Things start off somewhat conventionally with some groovy interplay between bassist Dave Captein and guitarist Chance Hayden on the intro to "Close Enough." But halfway through the smoky 6/8 number, Darling's cello enters—or rather, his cellos, overdubbed several times to paint otherworldly colors behind Mathews's bluesy piano and Rudolph's buoyant delivery of the melody. Darling's work is never heavy enough to become distracting, and it makes for a refreshing addition to the classic soul sound of the piece.
Elsewhere on the album, the cello serves to heighten some of the album's more experimental aspects. The title track, for instance, is a full-on spoken-word piece, with Rudolph comparing humanity to pastries over a thick choir of multi-tracked cello. And on a dreamy rendition of the Ben E. King standard "Stand By Me," rendered ethereal by Hayden's sweeping guitar chords, Darling becomes a one-person percussion section, lending crunchy emphasis to the song's signature rhythmic hits.

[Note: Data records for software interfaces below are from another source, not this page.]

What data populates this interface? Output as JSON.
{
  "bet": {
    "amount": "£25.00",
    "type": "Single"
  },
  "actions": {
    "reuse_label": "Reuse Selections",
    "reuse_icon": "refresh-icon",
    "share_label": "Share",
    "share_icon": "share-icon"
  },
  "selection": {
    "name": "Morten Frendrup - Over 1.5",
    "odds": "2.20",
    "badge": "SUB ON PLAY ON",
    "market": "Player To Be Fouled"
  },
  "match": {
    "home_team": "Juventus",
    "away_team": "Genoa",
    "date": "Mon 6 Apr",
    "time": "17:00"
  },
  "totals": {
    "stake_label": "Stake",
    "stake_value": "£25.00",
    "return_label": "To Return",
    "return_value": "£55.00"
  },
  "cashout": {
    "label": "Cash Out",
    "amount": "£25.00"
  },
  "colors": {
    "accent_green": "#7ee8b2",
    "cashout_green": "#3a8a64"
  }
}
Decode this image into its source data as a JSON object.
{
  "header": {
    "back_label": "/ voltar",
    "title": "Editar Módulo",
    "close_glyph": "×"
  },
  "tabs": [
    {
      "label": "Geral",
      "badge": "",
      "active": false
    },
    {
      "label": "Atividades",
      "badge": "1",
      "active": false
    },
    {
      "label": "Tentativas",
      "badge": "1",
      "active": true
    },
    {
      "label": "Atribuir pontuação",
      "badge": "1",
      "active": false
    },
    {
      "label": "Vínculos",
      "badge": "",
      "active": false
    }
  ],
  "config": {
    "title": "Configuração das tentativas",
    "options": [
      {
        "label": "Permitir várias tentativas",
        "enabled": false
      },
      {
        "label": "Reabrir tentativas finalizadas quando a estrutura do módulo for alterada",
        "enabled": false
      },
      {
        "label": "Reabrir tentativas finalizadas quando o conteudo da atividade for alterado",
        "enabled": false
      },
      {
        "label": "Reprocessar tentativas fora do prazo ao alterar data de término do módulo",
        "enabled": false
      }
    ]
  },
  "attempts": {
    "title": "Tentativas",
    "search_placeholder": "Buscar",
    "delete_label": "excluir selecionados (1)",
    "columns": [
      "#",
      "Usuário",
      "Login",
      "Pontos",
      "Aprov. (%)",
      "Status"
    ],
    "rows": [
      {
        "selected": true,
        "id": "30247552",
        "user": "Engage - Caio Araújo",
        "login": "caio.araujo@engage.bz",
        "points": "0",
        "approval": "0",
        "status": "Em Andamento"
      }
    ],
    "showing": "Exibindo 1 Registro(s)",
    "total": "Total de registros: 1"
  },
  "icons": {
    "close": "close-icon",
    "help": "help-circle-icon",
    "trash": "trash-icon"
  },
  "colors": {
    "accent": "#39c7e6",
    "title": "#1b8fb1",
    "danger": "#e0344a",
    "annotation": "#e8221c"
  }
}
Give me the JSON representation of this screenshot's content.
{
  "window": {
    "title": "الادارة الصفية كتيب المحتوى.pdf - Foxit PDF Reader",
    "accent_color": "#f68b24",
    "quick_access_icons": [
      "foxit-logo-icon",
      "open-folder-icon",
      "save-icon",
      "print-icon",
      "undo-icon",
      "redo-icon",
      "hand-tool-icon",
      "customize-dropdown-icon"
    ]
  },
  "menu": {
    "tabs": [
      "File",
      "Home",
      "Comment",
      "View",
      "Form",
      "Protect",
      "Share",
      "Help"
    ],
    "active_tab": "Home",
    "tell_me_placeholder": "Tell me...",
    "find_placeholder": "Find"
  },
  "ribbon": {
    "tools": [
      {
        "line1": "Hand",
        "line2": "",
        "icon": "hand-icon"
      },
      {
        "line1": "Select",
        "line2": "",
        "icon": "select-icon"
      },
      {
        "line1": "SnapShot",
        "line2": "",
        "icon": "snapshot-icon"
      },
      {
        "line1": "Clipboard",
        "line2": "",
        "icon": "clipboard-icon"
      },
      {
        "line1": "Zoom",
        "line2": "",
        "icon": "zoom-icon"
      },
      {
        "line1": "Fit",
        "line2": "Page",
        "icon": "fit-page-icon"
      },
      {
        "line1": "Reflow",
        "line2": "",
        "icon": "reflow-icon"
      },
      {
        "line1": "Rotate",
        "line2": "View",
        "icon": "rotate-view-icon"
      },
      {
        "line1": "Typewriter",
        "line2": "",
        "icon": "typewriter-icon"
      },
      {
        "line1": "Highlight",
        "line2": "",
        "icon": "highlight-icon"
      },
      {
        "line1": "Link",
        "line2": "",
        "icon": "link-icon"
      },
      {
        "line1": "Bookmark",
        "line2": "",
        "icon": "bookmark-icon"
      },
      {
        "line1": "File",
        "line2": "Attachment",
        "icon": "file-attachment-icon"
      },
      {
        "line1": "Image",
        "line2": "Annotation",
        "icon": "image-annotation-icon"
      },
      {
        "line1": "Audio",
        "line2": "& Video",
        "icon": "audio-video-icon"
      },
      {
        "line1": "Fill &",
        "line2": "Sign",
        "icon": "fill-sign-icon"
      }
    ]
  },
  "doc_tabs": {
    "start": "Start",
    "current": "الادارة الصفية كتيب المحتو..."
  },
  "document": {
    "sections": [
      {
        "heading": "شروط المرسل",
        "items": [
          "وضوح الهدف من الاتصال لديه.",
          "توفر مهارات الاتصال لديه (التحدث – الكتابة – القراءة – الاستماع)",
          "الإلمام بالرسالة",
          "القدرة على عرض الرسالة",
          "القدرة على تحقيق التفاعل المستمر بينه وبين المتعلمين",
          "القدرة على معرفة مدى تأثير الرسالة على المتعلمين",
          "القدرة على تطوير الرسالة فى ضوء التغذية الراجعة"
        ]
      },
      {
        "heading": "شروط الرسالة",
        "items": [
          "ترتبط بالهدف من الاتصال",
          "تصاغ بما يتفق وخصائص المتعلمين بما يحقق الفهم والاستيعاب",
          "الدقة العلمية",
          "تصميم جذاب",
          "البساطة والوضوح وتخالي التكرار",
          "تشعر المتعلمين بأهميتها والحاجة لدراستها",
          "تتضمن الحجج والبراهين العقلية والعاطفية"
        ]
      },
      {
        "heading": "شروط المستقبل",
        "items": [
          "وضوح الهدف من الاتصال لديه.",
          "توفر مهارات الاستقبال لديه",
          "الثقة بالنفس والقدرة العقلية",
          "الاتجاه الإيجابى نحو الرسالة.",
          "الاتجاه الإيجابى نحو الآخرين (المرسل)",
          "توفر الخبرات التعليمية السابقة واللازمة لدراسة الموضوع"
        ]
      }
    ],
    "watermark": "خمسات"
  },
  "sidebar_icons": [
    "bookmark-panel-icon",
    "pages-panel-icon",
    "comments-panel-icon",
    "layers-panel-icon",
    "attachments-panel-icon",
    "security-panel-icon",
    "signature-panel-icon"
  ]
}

When the album's other guests appear, they somehow both steal the show and fit seamlessly into the album's meditative mood. Vocalist Redray Frazier is the most prominent of these collaborators, his silky voice sharing the duet spotlight with Rudolph on a gentle cover of Chris Pierce's "The Slow Life." Devin Phillips's soprano sax is also a welcome presence; on the album's closer, "Calling Me Home," he weaves percussive statements over Darrell Grant's gospel piano, and he takes a swooning turn on the simmering ballad "Faith." The latter is one of several Norah Jones-esque moments on the album, though Rudolph traverses deftly from Jones's softly soulful style into a more forceful mode at the song's climax.
Chance Hayden only appears on four tracks, but he co-produced the album with Rudolph (and also happens to be her husband), and the variety of tones he adds throughout the album add just the right amount of atmosphere and arrangement to the compositions. Ultimately, though, this is Rudolph's project, and it is the perfect sonic showcase not only for her versatile singing voice but also for her songs, a varied collection united by a fresh and powerful romanticism.